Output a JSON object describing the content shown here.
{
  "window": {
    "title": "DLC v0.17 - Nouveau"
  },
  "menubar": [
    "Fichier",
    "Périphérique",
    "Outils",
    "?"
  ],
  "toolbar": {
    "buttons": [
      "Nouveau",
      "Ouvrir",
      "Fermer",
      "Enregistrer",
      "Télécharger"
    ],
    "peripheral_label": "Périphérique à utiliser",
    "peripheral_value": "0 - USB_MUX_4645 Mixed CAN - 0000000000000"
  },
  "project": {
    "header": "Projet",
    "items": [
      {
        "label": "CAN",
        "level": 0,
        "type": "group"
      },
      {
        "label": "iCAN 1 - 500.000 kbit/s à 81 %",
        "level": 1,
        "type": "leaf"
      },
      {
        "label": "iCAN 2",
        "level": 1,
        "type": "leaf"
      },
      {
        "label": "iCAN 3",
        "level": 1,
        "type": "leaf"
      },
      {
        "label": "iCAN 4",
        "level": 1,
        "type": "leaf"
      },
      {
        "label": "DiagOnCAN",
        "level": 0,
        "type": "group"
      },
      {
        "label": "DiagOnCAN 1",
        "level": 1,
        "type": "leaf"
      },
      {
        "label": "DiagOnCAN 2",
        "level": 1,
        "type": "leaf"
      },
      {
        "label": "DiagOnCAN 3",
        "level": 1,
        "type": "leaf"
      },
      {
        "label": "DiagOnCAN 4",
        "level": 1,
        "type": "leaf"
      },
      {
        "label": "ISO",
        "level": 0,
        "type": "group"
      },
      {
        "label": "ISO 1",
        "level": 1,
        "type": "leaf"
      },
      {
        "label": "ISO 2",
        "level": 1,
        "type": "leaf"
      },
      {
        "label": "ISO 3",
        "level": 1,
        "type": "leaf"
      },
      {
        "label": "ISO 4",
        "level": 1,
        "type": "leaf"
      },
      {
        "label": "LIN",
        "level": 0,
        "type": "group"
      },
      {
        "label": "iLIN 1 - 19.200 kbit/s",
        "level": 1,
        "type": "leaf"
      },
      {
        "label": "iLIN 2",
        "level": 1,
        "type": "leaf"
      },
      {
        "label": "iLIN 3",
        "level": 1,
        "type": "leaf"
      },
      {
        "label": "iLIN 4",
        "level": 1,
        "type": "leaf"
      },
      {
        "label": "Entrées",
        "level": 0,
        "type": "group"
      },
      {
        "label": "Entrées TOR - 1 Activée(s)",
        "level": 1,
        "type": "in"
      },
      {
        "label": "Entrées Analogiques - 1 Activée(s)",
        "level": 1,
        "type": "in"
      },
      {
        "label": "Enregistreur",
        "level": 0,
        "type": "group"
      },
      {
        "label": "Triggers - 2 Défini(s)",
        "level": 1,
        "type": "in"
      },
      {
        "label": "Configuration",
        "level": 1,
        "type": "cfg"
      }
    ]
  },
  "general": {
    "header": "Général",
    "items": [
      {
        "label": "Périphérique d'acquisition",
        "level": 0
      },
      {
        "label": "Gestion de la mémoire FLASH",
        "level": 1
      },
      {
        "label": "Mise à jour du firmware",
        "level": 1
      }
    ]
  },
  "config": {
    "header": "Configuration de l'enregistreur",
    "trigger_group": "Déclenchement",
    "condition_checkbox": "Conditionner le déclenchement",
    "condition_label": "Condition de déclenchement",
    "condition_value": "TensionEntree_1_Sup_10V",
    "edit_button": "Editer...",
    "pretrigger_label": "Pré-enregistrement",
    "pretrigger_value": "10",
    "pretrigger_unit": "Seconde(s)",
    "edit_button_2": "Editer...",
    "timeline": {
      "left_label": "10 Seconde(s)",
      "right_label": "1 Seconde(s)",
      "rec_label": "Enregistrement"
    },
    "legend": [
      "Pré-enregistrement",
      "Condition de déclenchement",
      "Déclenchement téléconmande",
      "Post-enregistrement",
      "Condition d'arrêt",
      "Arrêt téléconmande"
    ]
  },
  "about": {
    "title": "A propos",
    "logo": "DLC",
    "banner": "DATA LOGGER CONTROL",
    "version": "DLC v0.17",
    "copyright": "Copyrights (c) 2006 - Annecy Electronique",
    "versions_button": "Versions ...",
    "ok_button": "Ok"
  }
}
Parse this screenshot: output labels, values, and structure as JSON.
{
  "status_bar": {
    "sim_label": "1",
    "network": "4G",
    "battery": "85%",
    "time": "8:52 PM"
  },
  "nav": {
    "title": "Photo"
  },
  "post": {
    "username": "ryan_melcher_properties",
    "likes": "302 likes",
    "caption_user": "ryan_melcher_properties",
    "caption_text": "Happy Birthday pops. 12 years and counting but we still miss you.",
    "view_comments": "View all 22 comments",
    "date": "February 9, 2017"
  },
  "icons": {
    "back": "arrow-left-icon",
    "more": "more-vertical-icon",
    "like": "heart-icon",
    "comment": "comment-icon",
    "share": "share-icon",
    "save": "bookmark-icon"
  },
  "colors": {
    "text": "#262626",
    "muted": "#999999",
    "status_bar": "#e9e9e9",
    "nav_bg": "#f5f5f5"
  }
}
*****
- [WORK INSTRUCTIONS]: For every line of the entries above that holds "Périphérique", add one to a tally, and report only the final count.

- [SOLUTION FOR THIS EXERCISE]: 3